"So the rumors are true everyone! Unfortunately, I did lose my leg in this accident....not going to let it stop me. I don't care what anyone says. It's a long road ahead, but I WILL play drums again." This tweet was how drummer Andrew Tkaczyk of the UK band The Ghost Inside let his fans know about the loss of his leg.
While on tour in Texas, his band's tour bus had a terrible accident that left the bus driver dead, and Andrew with multiple injuries. After recovering, he worked with a recreational therapist to modify his prosthetic leg so he could play the bass drum with it. Now Tkaczyk can tour with his band again, and they will be
on the road throughout the summer of 2017.
Heavy Metal originator Tony Iommi, legendary guitarist for the iconic rock band Black Sabbath, suffered a terrible misfortune that nearly derailed his dreams. On his last day of work in a sheet metal factory, the 17-year-old Iommi lost the tips of the ring, and middle finger on his right hand. Utterly dejected, Tony's boss played him recordings by legendary jazz guitarist Django Reinhardt, who fretted his guitar with an injured hand. It was enough to inspire Iommi, who fashioned some fake fingertips for himself out of plastic soap bottles and lowered the tension of the extra light strings he put on his guitar to make it easier to play. It worked, leaving Iommi able to carry on and carve out a legendary career as a musician.
When singer Viktoria Modesta, 30, was born in Latvia, the lower part of her left leg was damaged at birth. After suffering through a childhood of operations, hospital stays, and rehabilitation, she decided she would be happier without the leg.
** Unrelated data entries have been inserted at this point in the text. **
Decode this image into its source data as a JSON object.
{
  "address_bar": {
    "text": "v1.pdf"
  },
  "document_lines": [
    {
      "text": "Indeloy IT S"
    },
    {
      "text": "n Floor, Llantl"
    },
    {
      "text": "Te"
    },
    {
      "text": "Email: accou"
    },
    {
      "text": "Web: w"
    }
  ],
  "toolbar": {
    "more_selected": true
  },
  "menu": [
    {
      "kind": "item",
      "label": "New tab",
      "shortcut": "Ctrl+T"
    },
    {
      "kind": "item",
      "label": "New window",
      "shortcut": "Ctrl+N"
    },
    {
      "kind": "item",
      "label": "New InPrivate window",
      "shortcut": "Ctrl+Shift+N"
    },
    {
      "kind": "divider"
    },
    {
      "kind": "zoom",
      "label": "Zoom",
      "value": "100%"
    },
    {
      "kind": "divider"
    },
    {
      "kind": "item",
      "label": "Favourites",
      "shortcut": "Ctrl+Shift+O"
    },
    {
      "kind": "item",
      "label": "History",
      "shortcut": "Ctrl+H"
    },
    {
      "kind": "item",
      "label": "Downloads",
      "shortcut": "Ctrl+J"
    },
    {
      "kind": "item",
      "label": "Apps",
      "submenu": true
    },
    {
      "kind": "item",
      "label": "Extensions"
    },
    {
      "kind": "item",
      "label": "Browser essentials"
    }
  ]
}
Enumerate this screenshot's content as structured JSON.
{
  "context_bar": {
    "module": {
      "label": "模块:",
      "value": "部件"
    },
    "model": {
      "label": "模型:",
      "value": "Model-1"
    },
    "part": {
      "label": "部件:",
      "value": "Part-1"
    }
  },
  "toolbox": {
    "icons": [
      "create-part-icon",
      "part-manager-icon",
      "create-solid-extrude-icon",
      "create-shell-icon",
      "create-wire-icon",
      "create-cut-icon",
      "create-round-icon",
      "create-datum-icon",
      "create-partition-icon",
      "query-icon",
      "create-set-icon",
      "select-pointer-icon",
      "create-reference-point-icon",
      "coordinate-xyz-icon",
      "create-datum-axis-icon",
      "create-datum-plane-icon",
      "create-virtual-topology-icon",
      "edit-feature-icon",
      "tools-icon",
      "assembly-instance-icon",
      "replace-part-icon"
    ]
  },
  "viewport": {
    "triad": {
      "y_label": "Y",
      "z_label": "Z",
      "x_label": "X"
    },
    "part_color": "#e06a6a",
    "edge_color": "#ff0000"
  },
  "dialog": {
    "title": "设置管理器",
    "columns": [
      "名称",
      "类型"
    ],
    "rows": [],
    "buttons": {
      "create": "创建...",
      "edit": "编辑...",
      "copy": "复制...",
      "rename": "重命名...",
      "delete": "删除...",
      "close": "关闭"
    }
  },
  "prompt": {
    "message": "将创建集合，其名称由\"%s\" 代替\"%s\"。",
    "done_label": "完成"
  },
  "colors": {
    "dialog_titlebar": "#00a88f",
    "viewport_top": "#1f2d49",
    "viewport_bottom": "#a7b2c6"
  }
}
After five years of researching amputation and prosthetics, she convinced a surgeon to remove the leg.
Initially, she wanted to make the new leg look realistic, but by the time she was ready for surgery, she decided to make more of an artistic statement. "I started thinking—why not turn it on its head and see the limb as a medium to express oneself?" Since the operation, Modesta has performed on the UK's X-Factor and has continued to make inroads into the entertainment industry, paving the way for other performers with disabilities.